Even if you haven't seen Tron: Legacy, you surely know from the trailers that Kevin Flynn has been trapped in the Grid for years. The upcoming animated TV show, Tron: Uprising, which we reported on earlier, plans to fill in the gaps between the two movies. (Warning: spoiler alert.)
Eddie Kitsis, one of the screenwriters of Tron: Legacy, told Boxoffice Magazine, "This animated show will take place from when Flynn is in a safe house. It's from when Clu takes over the grid to before when Sam comes in. So if you were wondering what was the grid like before that, then watch the show."
He can speak authoritatively: the ideas that he and co-writer Adam Horowitz generated but could not use in the movie have made their way into the new TV show. The duo has even worked on several Uprising episodes. What's more, the writers have announced "a 10-part micro series" to precede the Tron: Uprising.
If you're thinking Star Wars: Clone Wars, we're right there with you. But where Star Wars had six movies, several video games and multiple books from numerous creators to build its mythology, Tron: Uprising seems to be using the discards of Tron: Legacy as plot:
"To give you an example of how we approached storytelling sometimes is like when you're in the End of Line club, when we first meet Castor and he's being berated by one of the patrons saying, 'I want an audience with Zuse.' His name is Bartik, and there's an entire back story we have for him. The guy with him, his name is Hopper, there's a whole thing between the two of them, what they are doing in there, and how they got there. It's like over the years of developing this movie, we developed all these mythologies and all these back stories and all little tangential things."
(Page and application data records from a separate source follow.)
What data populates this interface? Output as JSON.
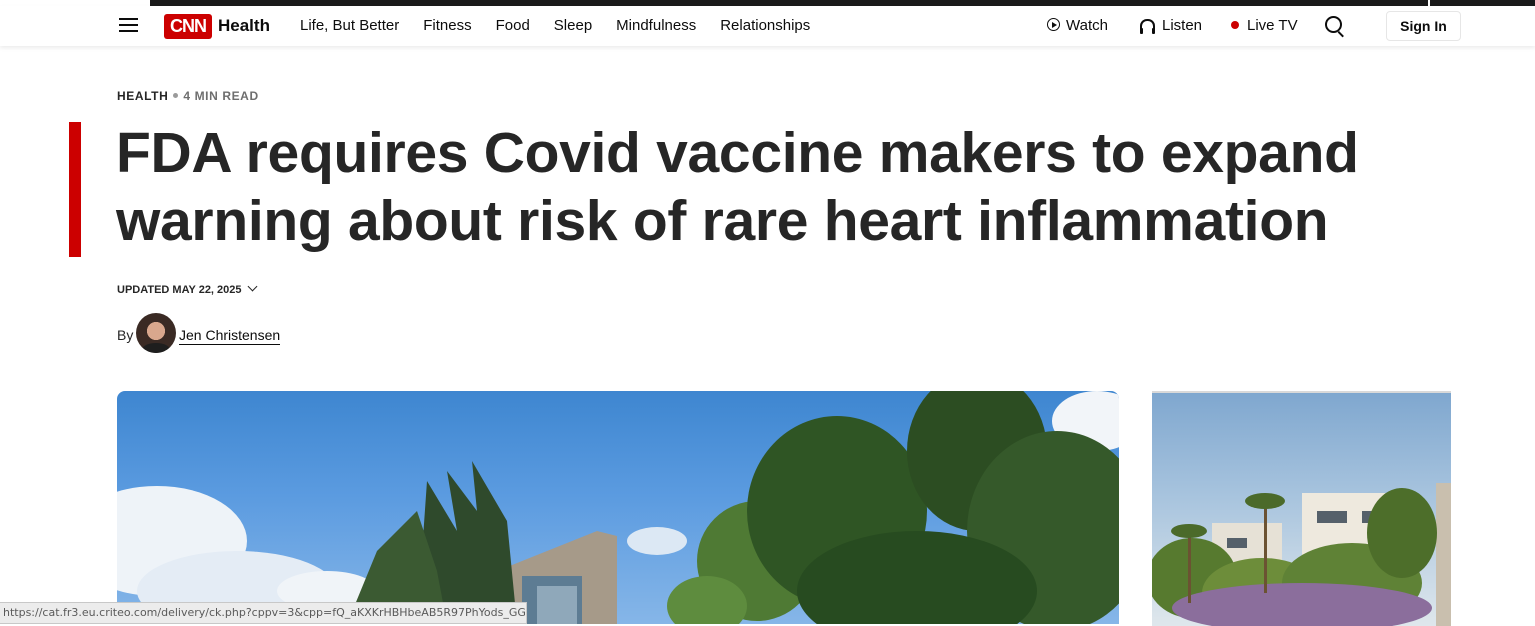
{
  "nav": {
    "logo_text": "CNN",
    "section": "Health",
    "links": [
      "Life, But Better",
      "Fitness",
      "Food",
      "Sleep",
      "Mindfulness",
      "Relationships"
    ],
    "watch": "Watch",
    "listen": "Listen",
    "live_tv": "Live TV",
    "sign_in": "Sign In",
    "brand_color": "#cc0000"
  },
  "article": {
    "section": "HEALTH",
    "read_time": "4 MIN READ",
    "headline": "FDA requires Covid vaccine makers to expand warning about risk of rare heart inflammation",
    "updated": "UPDATED MAY 22, 2025",
    "by_label": "By",
    "author": "Jen Christensen"
  },
  "status_bar": {
    "url": "https://cat.fr3.eu.criteo.com/delivery/ck.php?cppv=3&cpp=fQ_aKXKrHBHbeAB5R97PhYods_GG..."
  }
}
"Did we have time to do the Bartik story? No. But now maybe the Bartik story is in the animated series—you know, he's got a huge scar on his face. I want to know how he got that scar. We couldn't sit down and write that there's a guy with a scar on his face without knowing what the scar was. So we hope it adds to the depth of the movie."
There we have it. Perhaps in the spirit of not giving too much away, the screenwriters discussed a man with a scar on his face, rather than ask the questions we really wanted to learn more about, such as how Clu could amass such power. (Other questions we could ask include "How could Flynn acquire food in a digital world?" and "Why didn't he die of a vitamin D deficiency?")
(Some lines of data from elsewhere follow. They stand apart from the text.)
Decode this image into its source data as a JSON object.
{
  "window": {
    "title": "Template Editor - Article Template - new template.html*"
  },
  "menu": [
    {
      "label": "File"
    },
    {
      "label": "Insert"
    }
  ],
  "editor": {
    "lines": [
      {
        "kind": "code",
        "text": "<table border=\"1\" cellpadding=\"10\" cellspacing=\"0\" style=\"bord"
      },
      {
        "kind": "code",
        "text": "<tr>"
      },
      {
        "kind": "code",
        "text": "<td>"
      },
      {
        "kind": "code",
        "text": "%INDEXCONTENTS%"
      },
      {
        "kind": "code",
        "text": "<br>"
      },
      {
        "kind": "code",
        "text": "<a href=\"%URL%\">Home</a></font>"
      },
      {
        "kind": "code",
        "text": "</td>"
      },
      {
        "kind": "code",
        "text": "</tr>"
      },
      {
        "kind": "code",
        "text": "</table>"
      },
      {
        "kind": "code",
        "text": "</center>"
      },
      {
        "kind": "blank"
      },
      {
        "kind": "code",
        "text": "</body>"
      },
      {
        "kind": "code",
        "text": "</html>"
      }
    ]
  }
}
Part of Tron's appeal is the sparse, glowing scenery, a pared-down world where only the most basic elements are displayed. Maybe the creators of Tron: Uprising have a lesson to learn ... that when it comes to Tron, less is more.